* _INFORMATION PROVIDED_
◇ ◇ ◇ ◇

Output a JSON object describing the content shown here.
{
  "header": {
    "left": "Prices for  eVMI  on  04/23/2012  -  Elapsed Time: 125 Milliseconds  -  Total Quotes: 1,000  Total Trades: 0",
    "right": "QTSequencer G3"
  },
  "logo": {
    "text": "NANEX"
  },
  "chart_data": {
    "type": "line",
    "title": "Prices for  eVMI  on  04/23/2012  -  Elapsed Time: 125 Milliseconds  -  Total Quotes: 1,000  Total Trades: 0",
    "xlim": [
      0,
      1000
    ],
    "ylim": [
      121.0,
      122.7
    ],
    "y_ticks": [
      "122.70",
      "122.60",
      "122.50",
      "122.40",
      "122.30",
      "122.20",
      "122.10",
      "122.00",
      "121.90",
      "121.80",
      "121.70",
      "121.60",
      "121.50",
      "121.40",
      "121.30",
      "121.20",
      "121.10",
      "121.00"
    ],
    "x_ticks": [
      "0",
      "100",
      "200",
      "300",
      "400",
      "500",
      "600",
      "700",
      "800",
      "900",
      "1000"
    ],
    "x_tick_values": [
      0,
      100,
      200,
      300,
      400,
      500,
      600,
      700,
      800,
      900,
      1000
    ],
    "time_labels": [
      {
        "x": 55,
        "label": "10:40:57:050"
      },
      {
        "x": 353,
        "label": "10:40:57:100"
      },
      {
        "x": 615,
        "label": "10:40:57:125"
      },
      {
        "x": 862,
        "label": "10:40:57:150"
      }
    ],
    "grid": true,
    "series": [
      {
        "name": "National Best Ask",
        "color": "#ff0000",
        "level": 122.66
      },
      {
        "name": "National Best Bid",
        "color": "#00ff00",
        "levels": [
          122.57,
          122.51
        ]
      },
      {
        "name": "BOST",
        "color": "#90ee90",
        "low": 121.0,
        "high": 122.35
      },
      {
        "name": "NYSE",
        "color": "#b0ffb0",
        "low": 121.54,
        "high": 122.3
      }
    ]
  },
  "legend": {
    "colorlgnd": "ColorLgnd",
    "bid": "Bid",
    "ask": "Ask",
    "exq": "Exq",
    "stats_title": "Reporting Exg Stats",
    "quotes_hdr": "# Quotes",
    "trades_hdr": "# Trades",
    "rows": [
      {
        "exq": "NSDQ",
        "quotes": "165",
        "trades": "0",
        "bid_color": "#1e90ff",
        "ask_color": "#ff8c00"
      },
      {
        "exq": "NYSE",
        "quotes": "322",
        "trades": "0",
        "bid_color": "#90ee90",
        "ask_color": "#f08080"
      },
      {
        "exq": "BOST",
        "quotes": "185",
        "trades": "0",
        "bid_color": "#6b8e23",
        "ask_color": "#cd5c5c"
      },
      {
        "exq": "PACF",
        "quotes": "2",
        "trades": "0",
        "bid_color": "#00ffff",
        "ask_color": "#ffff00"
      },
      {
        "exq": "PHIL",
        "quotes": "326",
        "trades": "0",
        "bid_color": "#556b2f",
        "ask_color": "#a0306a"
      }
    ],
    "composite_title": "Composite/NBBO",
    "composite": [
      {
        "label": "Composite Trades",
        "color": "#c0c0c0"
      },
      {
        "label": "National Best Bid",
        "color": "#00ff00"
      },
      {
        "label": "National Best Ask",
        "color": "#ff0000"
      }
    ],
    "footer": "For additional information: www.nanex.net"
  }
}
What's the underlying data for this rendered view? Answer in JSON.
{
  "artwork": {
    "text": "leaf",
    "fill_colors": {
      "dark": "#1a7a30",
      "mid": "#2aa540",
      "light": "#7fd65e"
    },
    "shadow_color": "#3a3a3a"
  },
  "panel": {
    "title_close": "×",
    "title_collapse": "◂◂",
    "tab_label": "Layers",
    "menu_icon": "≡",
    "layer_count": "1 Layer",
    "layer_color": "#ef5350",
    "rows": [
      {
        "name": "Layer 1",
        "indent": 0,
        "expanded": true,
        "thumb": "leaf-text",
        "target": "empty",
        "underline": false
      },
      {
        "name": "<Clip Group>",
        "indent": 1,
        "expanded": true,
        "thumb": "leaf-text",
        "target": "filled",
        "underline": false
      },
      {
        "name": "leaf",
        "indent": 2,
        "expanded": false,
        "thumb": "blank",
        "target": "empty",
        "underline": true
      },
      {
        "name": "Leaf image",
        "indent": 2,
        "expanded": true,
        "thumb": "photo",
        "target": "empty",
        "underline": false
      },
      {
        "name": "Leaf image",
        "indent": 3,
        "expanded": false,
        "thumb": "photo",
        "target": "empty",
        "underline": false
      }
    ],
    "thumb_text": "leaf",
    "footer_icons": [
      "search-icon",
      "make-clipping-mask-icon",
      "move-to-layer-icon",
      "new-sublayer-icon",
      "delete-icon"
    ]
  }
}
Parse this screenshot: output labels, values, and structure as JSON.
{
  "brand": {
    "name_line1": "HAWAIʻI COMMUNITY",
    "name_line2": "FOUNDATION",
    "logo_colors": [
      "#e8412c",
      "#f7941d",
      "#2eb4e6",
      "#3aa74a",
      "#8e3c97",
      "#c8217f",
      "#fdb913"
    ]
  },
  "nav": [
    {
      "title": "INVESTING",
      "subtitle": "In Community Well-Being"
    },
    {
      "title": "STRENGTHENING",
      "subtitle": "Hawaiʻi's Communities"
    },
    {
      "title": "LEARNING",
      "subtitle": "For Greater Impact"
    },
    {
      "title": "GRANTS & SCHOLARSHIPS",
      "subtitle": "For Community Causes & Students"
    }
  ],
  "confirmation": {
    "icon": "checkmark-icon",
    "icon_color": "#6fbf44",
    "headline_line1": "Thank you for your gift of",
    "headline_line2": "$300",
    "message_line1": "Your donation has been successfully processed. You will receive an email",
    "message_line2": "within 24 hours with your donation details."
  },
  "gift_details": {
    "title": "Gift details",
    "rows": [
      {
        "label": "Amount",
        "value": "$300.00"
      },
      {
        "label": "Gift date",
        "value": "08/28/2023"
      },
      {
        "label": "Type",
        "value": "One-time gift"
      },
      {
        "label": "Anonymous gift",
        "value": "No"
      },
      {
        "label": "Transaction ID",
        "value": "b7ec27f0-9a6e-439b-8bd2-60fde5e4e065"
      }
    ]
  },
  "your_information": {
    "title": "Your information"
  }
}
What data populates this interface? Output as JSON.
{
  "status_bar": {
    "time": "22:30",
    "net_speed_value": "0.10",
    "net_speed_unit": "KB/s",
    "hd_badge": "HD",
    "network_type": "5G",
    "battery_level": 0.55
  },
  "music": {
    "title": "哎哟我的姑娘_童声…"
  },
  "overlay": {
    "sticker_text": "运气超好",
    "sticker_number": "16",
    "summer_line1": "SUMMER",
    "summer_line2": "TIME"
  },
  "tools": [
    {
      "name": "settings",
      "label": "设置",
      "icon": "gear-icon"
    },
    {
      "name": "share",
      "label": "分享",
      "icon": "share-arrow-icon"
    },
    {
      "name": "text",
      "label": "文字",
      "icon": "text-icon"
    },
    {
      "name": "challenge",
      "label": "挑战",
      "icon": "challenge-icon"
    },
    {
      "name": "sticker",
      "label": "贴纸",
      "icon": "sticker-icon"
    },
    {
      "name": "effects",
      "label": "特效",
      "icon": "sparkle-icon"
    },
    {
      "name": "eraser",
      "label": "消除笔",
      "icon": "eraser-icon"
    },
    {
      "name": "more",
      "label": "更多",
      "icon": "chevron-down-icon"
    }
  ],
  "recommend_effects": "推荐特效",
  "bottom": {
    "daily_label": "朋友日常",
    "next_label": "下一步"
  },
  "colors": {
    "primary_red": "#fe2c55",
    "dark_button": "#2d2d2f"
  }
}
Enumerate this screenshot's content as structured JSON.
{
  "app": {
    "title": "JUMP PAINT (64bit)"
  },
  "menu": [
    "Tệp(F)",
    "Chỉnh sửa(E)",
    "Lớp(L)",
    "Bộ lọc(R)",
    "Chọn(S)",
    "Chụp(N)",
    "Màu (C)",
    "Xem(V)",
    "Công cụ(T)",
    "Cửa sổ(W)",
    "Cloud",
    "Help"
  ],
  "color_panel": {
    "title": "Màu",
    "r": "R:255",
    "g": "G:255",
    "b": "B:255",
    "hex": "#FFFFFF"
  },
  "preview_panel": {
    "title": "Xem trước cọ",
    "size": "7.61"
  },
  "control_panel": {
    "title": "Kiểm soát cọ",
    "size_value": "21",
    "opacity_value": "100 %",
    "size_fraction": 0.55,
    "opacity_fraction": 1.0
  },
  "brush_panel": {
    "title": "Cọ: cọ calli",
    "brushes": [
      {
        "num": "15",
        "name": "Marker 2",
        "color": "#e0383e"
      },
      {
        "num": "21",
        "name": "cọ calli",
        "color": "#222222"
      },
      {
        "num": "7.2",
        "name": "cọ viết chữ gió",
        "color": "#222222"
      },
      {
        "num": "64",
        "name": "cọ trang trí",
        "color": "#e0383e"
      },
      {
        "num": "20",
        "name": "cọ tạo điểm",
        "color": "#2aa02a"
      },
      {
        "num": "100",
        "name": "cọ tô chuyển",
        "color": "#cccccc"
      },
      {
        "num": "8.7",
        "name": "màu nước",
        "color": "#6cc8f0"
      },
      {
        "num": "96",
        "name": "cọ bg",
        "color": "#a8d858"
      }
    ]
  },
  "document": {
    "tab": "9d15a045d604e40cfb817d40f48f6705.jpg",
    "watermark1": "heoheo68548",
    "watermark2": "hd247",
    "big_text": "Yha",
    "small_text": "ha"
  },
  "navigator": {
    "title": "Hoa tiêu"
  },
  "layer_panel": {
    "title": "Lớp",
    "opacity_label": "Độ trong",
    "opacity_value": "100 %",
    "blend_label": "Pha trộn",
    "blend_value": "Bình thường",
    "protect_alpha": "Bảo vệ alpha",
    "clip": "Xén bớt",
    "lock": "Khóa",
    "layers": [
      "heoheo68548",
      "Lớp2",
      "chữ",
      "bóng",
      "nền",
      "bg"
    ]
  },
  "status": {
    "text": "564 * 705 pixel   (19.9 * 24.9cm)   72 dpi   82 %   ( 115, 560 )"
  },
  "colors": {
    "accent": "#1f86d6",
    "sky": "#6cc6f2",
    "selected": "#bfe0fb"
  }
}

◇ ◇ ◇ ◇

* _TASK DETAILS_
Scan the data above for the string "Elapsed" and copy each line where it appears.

* _YOUR RESPONSE_
    "left": "Prices for  eVMI  on  04/23/2012  -  Elapsed Time: 125 Milliseconds  -  Total Quotes: 1,000  Total Trades: 0",
    "title": "Prices for  eVMI  on  04/23/2012  -  Elapsed Time: 125 Milliseconds  -  Total Quotes: 1,000  Total Trades: 0",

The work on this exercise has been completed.